I am a true sucker for winter soups but for the longest time I avoided butternut squash soup, something about it just turned me off. Then I watched an episode of Top Chef that featured a Vanilla Love Butternut Squash Soup, or something like that, and after realizing there was no way I could do a vanilla foam I decided to start experimenting some more with the soup. While this soup is not as creamier as some versions out there, I feel like it really allows the butternut squash to come out. If I knew more about the science of cooking maybe I could tell you if that was because of the vanilla, or if it’s just the simple lack of heavy creams. What I can tell you is that this soup is perfect for a chilly winter night, just add a nice piece of crusty bread to go with it.
Happy New Year! 2011 is now officially here and time for new adventures, new recipes, and some new resolutions. Last year I resolved to go to the gym…and idea that worked well until I was transferred a good distance down the road. I also resolved to try putting myself first a little bit more often, which has proven to be much harder than I ever thought possible. So that resolution has come back, in a slightly different form. This year I am going to relax more and spend more time with my family and friends….and also attempt to leave work at work. I am also making a resolution to blog more, as part of my plan to relax more. Cooking for me is a safety zone, a place where I can get away from everything and focus on creating new dishes and reworking old dishes. Today’s dish is one from the old dish category, in fact this is a very old dish. I don’t remember the first time I had challah, but I do remember making a very similar bread when I was younger around the holidays. I remember my mom had to mess around with it every few hours, and I remember standing in kitchen while she braided it. When it came time to braid my bread I tried to remember how she did, but for some reason the only thing that kept popping up in my mind were the multi colored cherries she use to put on top of it. While her breads might have been works of art suitable for passing out to the neighbors, mine is…well…edible. I guess in the end that is all that really mater. It should also be noted that I cheated on the first part of this bread and used my bread maker in order to form the dough.
– 1 cup water
– 2 eggs
– 2tbsp olive oil
– 2 tbsp sugar
– 1 tsp salt
– 3 cups flour

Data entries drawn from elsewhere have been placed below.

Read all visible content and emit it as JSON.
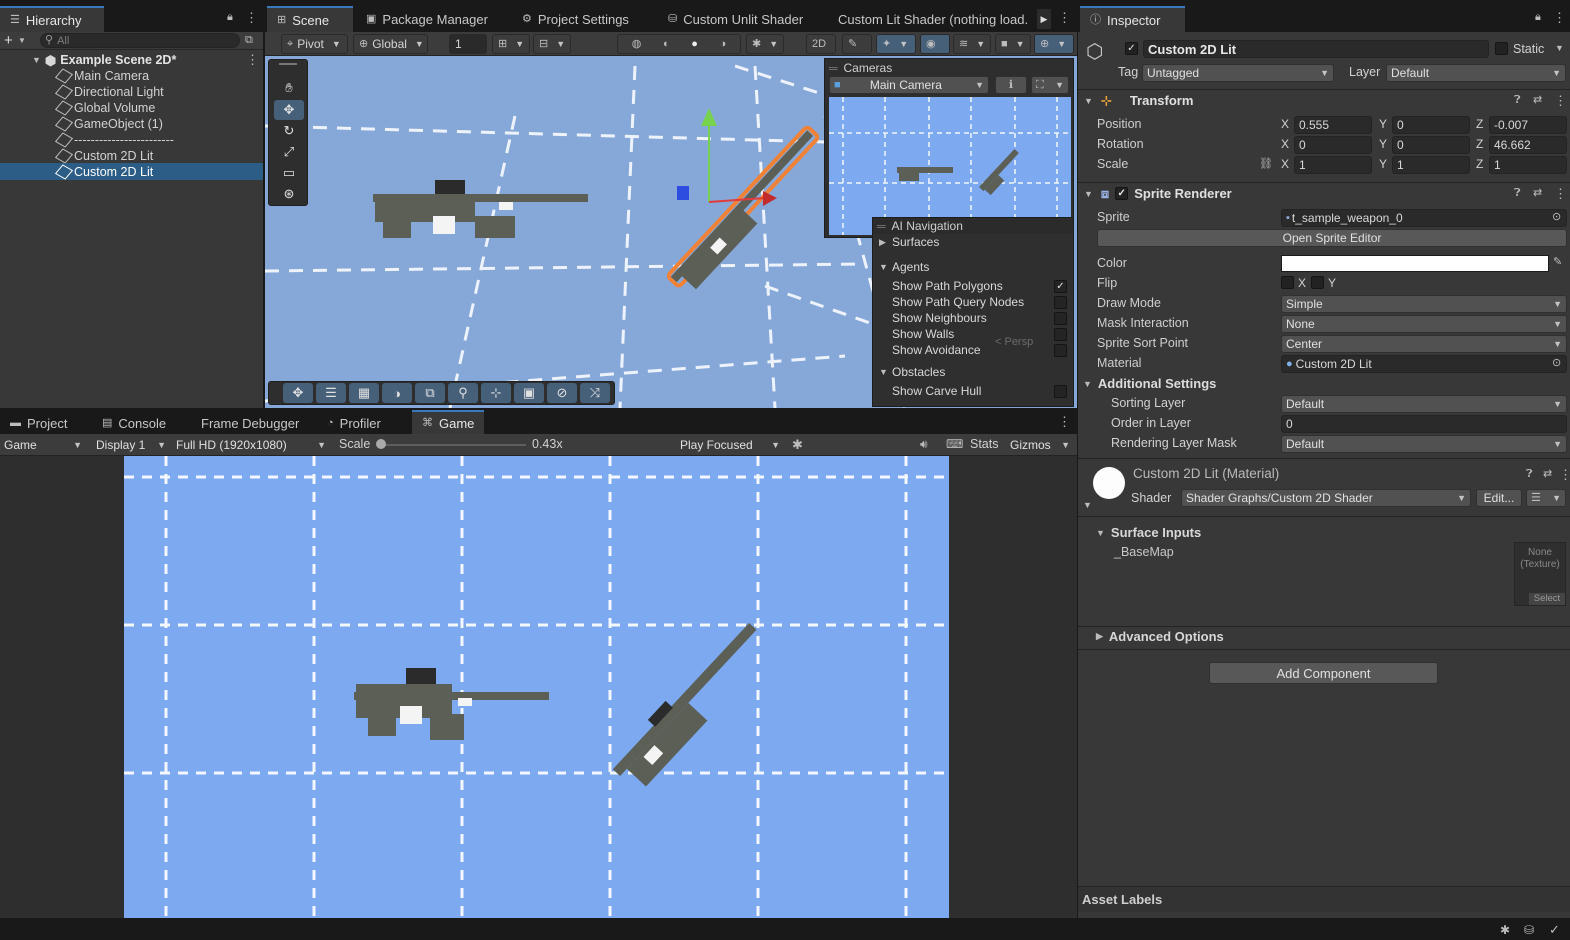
{
  "hierarchy": {
    "tab_label": "Hierarchy",
    "search_placeholder": "All",
    "scene_name": "Example Scene 2D*",
    "items": [
      "Main Camera",
      "Directional Light",
      "Global Volume",
      "GameObject (1)",
      "------------------------",
      "Custom 2D Lit",
      "Custom 2D Lit"
    ]
  },
  "scene_tabs": [
    "Scene",
    "Package Manager",
    "Project Settings",
    "Custom Unlit Shader",
    "Custom Lit Shader (nothing load."
  ],
  "scene_toolbar": {
    "pivot": "Pivot",
    "global": "Global",
    "grid_value": "1"
  },
  "cameras_overlay": {
    "title": "Cameras",
    "camera": "Main Camera"
  },
  "ai_navigation": {
    "title": "AI Navigation",
    "surfaces": "Surfaces",
    "agents": "Agents",
    "agent_items": [
      {
        "label": "Show Path Polygons",
        "checked": true
      },
      {
        "label": "Show Path Query Nodes",
        "checked": false
      },
      {
        "label": "Show Neighbours",
        "checked": false
      },
      {
        "label": "Show Walls",
        "checked": false
      },
      {
        "label": "Show Avoidance",
        "checked": false
      }
    ],
    "obstacles": "Obstacles",
    "obstacle_item": {
      "label": "Show Carve Hull",
      "checked": false
    },
    "persp": "< Persp"
  },
  "bottom_tabs": [
    "Project",
    "Console",
    "Frame Debugger",
    "Profiler",
    "Game"
  ],
  "game_toolbar": {
    "view": "Game",
    "display": "Display 1",
    "resolution": "Full HD (1920x1080)",
    "scale_label": "Scale",
    "scale_value": "0.43x",
    "play_mode": "Play Focused",
    "stats": "Stats",
    "gizmos": "Gizmos"
  },
  "inspector": {
    "tab_label": "Inspector",
    "object_name": "Custom 2D Lit",
    "static_label": "Static",
    "tag_label": "Tag",
    "tag_value": "Untagged",
    "layer_label": "Layer",
    "layer_value": "Default",
    "transform": {
      "title": "Transform",
      "position": {
        "label": "Position",
        "x": "0.555",
        "y": "0",
        "z": "-0.007"
      },
      "rotation": {
        "label": "Rotation",
        "x": "0",
        "y": "0",
        "z": "46.662"
      },
      "scale": {
        "label": "Scale",
        "x": "1",
        "y": "1",
        "z": "1"
      }
    },
    "sprite_renderer": {
      "title": "Sprite Renderer",
      "sprite_label": "Sprite",
      "sprite_value": "t_sample_weapon_0",
      "open_editor": "Open Sprite Editor",
      "color_label": "Color",
      "flip_label": "Flip",
      "flip_x": "X",
      "flip_y": "Y",
      "draw_mode_label": "Draw Mode",
      "draw_mode": "Simple",
      "mask_label": "Mask Interaction",
      "mask": "None",
      "sort_point_label": "Sprite Sort Point",
      "sort_point": "Center",
      "material_label": "Material",
      "material": "Custom 2D Lit",
      "additional": "Additional Settings",
      "sorting_layer_label": "Sorting Layer",
      "sorting_layer": "Default",
      "order_label": "Order in Layer",
      "order": "0",
      "render_mask_label": "Rendering Layer Mask",
      "render_mask": "Default"
    },
    "material": {
      "title": "Custom 2D Lit (Material)",
      "shader_label": "Shader",
      "shader": "Shader Graphs/Custom 2D Shader",
      "edit": "Edit...",
      "surface_inputs": "Surface Inputs",
      "base_map": "_BaseMap",
      "texture_none": "None",
      "texture_type": "(Texture)",
      "texture_select": "Select",
      "advanced": "Advanced Options"
    },
    "add_component": "Add Component",
    "asset_labels": "Asset Labels"
  },
  "colors": {
    "accent": "#3a79bb",
    "selection": "#2c5d87",
    "sky": "#7ca9f0",
    "scene_bg": "#86a8d8"
  }
}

– 1 1/2 tsp yeast
1. Add ingredients to bread machine based on instructions. Set to dough mode. For best results do not use the quick rise setting.

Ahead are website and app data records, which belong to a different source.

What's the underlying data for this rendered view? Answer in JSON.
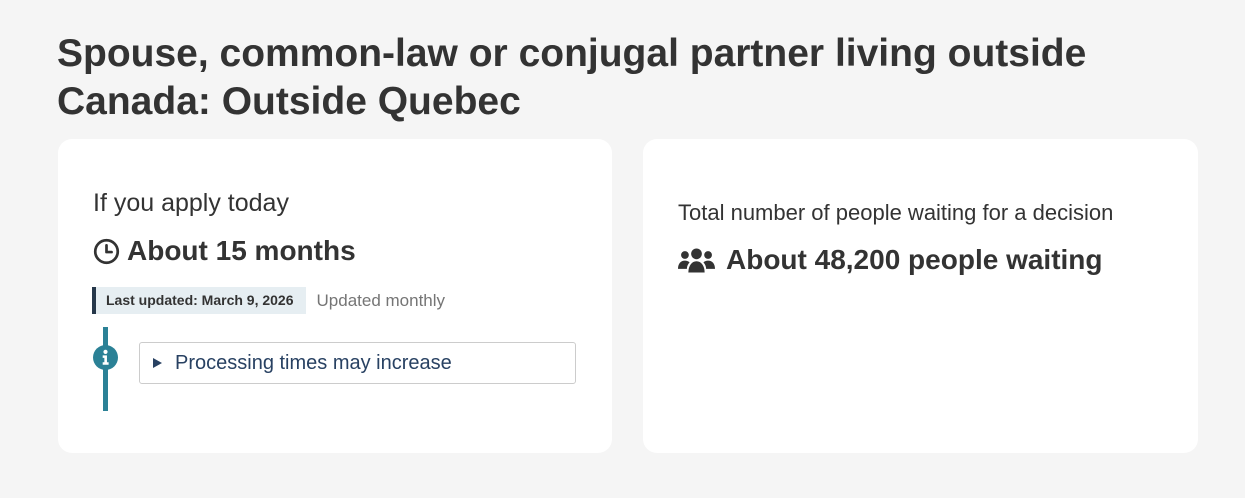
{
  "page": {
    "title": "Spouse, common-law or conjugal partner living outside Canada: Outside Quebec"
  },
  "processing_card": {
    "heading": "If you apply today",
    "time_icon": "clock-icon",
    "time_value": "About 15 months",
    "last_updated": "Last updated: March 9, 2026",
    "update_frequency": "Updated monthly",
    "info_icon": "info-icon",
    "details_summary": "Processing times may increase"
  },
  "waiting_card": {
    "heading": "Total number of people waiting for a decision",
    "people_icon": "users-icon",
    "waiting_value": "About 48,200 people waiting"
  },
  "colors": {
    "background": "#f5f5f5",
    "card": "#ffffff",
    "text": "#333333",
    "accent_teal": "#2b8196",
    "badge_border": "#26374a",
    "badge_background": "#e6eef2",
    "link": "#284162",
    "muted": "#757575"
  }
}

2. Divide dough into three sections. Flour hands and then roll each section into a strand, then braid the strands together. In order to make a circular braid bring the ends together and gently press to create a seal. Place dough is a dry location and allow to rise for 45minutes.
3. Preheat oven to 375

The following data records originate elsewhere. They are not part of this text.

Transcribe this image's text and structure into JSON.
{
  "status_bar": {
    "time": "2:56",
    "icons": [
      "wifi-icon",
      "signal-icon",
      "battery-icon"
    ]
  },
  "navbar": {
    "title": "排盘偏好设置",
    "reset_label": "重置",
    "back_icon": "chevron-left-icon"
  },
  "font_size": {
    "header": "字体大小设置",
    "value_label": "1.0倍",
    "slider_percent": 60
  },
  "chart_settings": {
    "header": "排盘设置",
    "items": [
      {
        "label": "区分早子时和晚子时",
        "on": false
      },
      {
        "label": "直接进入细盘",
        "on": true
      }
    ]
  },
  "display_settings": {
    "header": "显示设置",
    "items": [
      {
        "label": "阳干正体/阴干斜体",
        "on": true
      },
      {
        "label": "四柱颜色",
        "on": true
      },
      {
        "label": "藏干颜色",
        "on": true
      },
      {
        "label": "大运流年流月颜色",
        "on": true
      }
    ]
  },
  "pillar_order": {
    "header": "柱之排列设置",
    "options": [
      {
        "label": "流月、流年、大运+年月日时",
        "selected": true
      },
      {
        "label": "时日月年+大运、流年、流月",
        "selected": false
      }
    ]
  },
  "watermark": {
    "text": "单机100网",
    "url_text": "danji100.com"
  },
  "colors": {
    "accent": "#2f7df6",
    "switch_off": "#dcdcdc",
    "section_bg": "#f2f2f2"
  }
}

4. Bake bread for 40minutes, or until a light golden brown color.
The amount of time needed to make this bread is well worth it because in the end you have a bread that is perfect for soaking up a nice warm soup or for making a sandwich. If you wind up with some threatening to turn on you, Challah French Toast is the perfect quick fix breakfast/lunch/dinner. There are also TONS of websites out there that will show you other techniques for braiding, and I have to so there are some very talented bakers out there. I think I will stick to three strands for now, but maybe I should add making a 4 braid Challah to my list of things to do in 2011.